» **WHAT YOU ARE ASKED TO DO**: Note each line of the entries that includes "name". Then copy those lines.

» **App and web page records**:
-- Opening Marker --

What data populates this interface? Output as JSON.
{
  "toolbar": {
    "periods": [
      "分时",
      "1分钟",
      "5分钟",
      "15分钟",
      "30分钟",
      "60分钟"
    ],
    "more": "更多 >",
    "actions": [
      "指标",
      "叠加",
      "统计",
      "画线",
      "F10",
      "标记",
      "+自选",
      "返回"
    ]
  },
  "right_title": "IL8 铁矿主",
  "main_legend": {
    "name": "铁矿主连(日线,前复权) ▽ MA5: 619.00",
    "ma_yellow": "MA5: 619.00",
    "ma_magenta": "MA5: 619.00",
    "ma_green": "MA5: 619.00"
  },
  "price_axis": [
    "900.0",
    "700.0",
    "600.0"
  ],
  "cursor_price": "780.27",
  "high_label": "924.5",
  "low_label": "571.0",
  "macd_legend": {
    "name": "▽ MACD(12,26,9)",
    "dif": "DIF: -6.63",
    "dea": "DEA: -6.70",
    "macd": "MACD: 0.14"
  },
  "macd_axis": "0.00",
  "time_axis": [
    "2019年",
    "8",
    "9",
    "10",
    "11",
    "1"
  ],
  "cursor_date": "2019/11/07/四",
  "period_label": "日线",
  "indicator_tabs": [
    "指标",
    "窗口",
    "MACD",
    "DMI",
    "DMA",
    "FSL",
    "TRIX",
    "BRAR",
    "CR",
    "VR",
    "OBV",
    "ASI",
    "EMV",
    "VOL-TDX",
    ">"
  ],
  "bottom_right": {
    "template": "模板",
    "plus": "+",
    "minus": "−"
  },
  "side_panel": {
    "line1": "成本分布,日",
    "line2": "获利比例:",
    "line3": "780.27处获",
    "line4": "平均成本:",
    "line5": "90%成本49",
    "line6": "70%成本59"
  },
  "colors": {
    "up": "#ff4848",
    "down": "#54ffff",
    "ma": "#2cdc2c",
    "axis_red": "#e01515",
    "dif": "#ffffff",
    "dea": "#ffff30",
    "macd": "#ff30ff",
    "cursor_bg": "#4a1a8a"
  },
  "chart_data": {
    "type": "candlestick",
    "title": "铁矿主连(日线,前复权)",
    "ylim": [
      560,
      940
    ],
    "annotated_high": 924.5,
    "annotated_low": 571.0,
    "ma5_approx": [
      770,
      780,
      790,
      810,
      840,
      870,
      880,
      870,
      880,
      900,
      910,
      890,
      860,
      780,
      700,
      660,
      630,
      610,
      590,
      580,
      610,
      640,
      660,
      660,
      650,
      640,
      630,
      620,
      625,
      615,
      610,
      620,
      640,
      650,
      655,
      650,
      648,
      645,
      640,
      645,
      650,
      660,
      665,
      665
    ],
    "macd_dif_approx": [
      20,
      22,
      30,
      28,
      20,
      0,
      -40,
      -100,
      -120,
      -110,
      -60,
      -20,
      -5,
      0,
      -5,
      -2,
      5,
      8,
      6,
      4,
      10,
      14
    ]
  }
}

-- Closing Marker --
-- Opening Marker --

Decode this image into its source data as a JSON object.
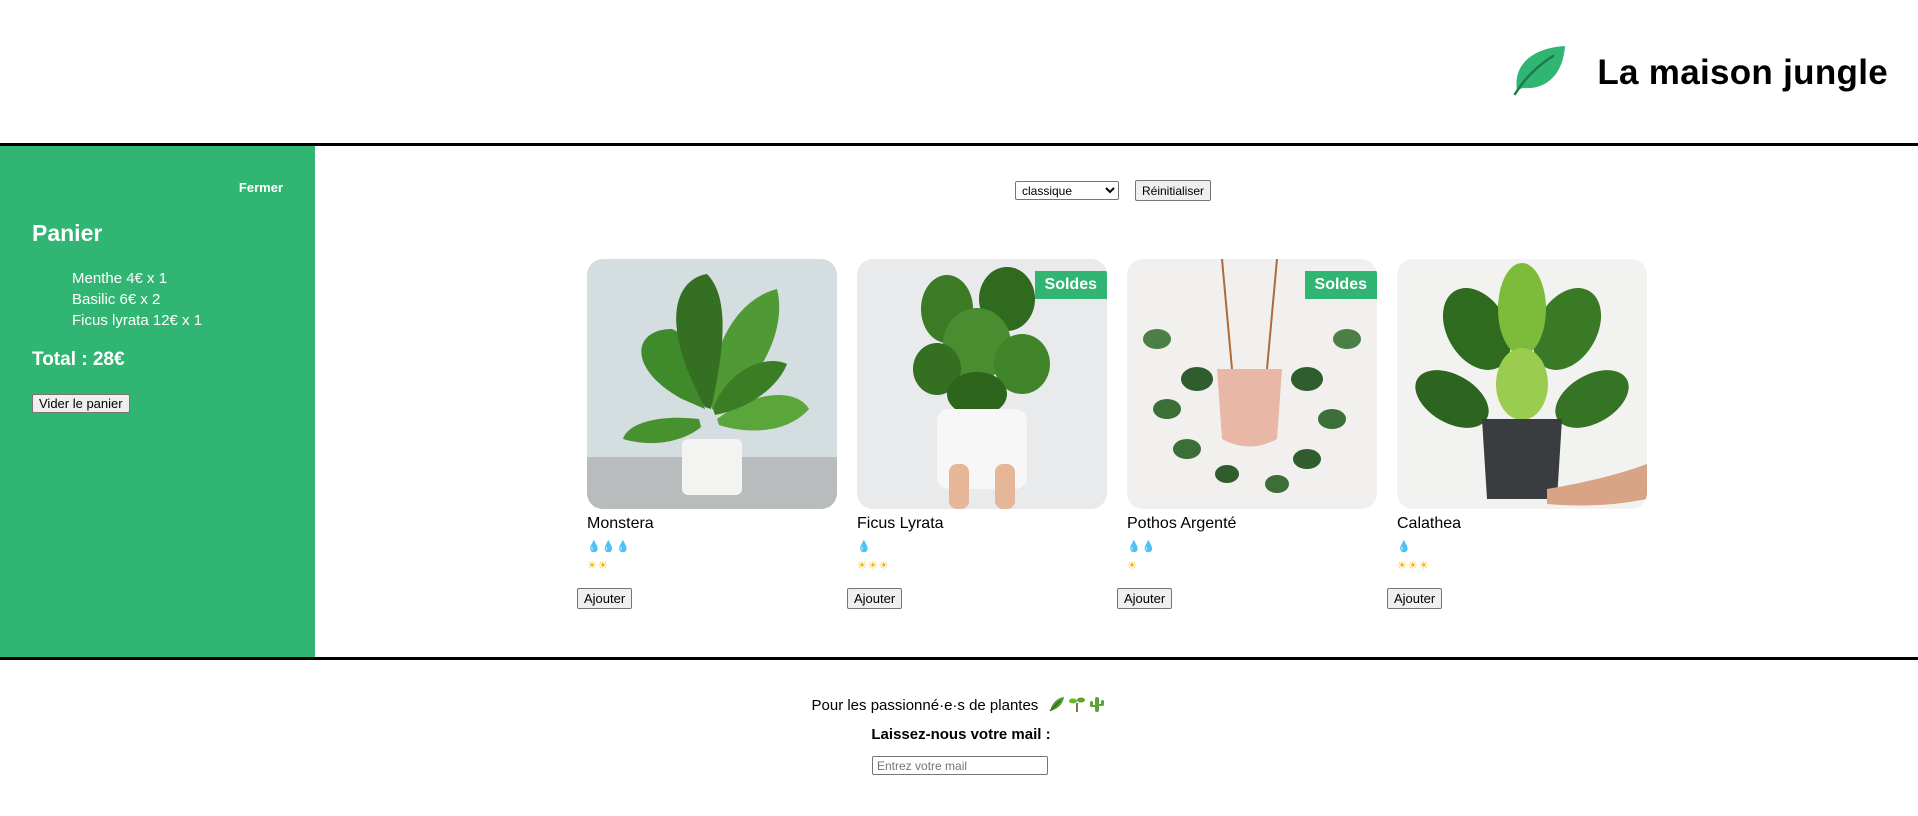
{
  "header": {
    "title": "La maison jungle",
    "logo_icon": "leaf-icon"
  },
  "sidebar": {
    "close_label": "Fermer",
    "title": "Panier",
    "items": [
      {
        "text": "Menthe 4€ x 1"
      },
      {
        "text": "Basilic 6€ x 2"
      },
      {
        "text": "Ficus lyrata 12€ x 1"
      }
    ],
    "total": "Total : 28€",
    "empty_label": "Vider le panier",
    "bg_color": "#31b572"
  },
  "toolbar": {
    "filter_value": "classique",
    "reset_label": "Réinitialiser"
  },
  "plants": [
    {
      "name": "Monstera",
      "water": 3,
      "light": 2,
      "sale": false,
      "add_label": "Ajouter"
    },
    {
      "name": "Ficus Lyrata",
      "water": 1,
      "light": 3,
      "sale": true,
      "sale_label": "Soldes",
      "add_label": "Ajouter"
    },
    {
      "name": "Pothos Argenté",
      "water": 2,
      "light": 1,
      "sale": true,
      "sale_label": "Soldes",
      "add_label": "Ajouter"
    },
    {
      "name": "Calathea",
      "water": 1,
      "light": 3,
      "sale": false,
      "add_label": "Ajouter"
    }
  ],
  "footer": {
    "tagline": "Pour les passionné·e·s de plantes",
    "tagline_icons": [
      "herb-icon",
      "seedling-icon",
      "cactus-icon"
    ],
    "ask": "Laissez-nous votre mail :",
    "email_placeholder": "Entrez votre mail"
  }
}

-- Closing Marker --

» **THE ANSWER**:
    "name": "铁矿主连(日线,前复权) ▽ MA5: 619.00",
    "name": "▽ MACD(12,26,9)",
      "name": "Monstera",
      "name": "Ficus Lyrata",
      "name": "Pothos Argenté",
      "name": "Calathea",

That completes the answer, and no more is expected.